If you thought Barclays was a banking disaster story of grand proportions, just take a look across the Channel at Credit Lyonnais.

Set against the French state- owned bank, Barclays looks a model of bankerly care. Not only has Credit Lyonnais produced peak losses more than twice as big, the scale of the disaster is so serious that it has also suffered the embarrassment of investigation by the French banking commission and by government auditors.

The conservative government is now investigating too after a request from the former chairman. Its focus is relations between management and socialist ministers. There could be damaging revelations since conservatives suspect that Credit Lyonnais was a poodle of the former socialist regime.

In theory, the rescue announced last month, including a Fr4.9bn capital injection and the establishment of a state-backed workout company for Fr40bn of bad debts, should be the end of the matter. But is it?

At a briefing in London, Jean Peyrelevade, the new chairman, said he thought all the disasters had been accounted for and the balance sheet was 'seriously clean', but he was unwilling to make any cast-iron promises.

French banks have begun to suffer heavily from much the same property crash that hit British banks two years ago. Low interest rates saved the US banking system, allowing it to rebuild its capital, and they also played a large part in shoring up British banks after we left the exchange rate mechanism, by stabilising property prices.

French banks have no such help and could still suffer considerable damage in the property market.

Mr Peyrelevade has a far better track record as a manager than his unfortunate predecessor. He claims to be able to say no and thrice no to political pressure to lend to the wrong people. But he comes from the same elite civil service background as most of the heads of French state industry.

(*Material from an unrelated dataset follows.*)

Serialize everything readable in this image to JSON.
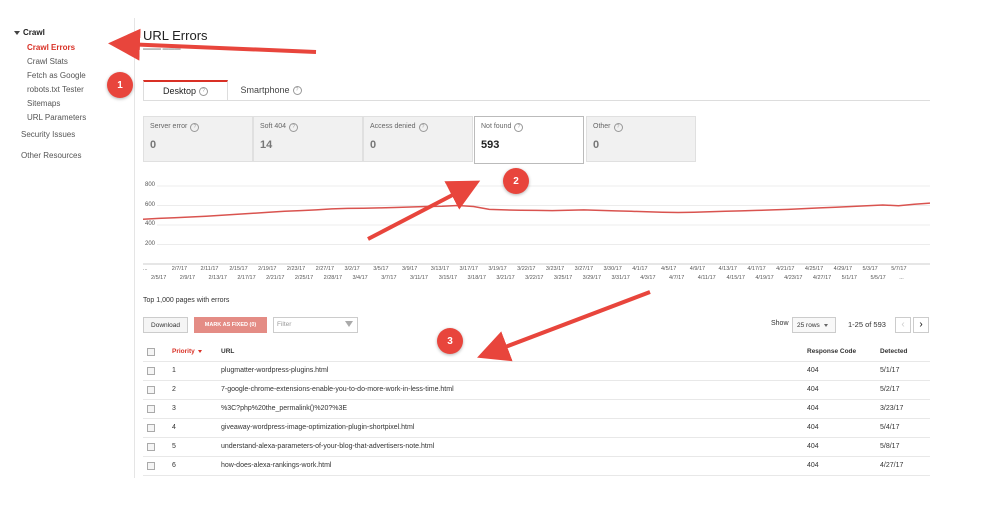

It is a system of management patronage whose flaws have been cruelly exposed by the recession. The quicker the bank is sold off the better for its credibility and health. The two-year wait to privatisation is probably too long.